Reaction to the death of popular singer Oliver Dragojević has been unprecedented. After the sad news was announced on the morning of Sunday July 29, Dragojević's music could be heard on radio stations everywhere. Although a singer associated most with the seaside region of Dalmatia, where Dragojević was born, grew up and first established his career, the loss was felt not only across the whole of Croatia, but also in Serbia and Bosnia where he had many, many fans.
In Zagreb, following a successful Crossover Festival in park Ribnjak, the DJ chose on Sunday to end proceedings not with the jazz music which the festival had been celebrating for five days, but with the music of Dragojević. It was a tribute that has been mirrored around the country. In Zadar, on the same evening, a large group of public singers and tambura players gathered spontaneously in the centre of town to sing Dragojević songs.
On Monday July 30, just 24 hours after Dragojević's death, Croatian Prime Minister Andrej Plenković announced that, at a special meeting of the government, it had been decided to make Tuesday July 31 a National Day Of Condolence. No planned events will be cancelled, but the Croatian flag will fly at half-mast on all official buildings.
On the evening of the National Day Of Condolence, around 500 boats from the islands of Hvar and Vis will gather between Hvar and Pakleni, while a catamaran holding Dragojević's coffin will sail past towards Vela Luka on the island of Korčula, where Dragojević grew up.
The catamaran carrying the coffin will depart from Split at 7.50pm, with large crowds also expected to wave goodbye to the singer who made a name for himself in the city. The catamaran is expected to reach Hvar at around 8.30pm, at which time the organised procession of boats and accompanying salute will take place.

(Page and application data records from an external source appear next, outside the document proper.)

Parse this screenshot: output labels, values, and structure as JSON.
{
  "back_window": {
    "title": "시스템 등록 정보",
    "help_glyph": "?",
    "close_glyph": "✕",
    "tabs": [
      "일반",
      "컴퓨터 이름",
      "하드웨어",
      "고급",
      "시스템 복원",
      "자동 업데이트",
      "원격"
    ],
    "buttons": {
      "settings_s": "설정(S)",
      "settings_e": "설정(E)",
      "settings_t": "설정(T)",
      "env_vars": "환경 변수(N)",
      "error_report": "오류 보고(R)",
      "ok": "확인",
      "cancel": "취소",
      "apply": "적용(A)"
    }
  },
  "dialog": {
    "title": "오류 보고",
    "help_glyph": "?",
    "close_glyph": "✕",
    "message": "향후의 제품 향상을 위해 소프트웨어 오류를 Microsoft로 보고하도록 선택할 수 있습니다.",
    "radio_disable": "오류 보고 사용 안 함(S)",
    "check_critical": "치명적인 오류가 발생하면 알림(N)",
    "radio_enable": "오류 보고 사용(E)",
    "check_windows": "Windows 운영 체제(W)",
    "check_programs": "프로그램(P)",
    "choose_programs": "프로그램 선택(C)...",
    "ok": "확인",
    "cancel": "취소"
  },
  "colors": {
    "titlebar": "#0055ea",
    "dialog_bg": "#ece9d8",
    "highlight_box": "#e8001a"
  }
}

Following the salute, the boat will make its way to Korčula, Dragojević's final journey being serenaded by the seagulls he most famously sang about in life.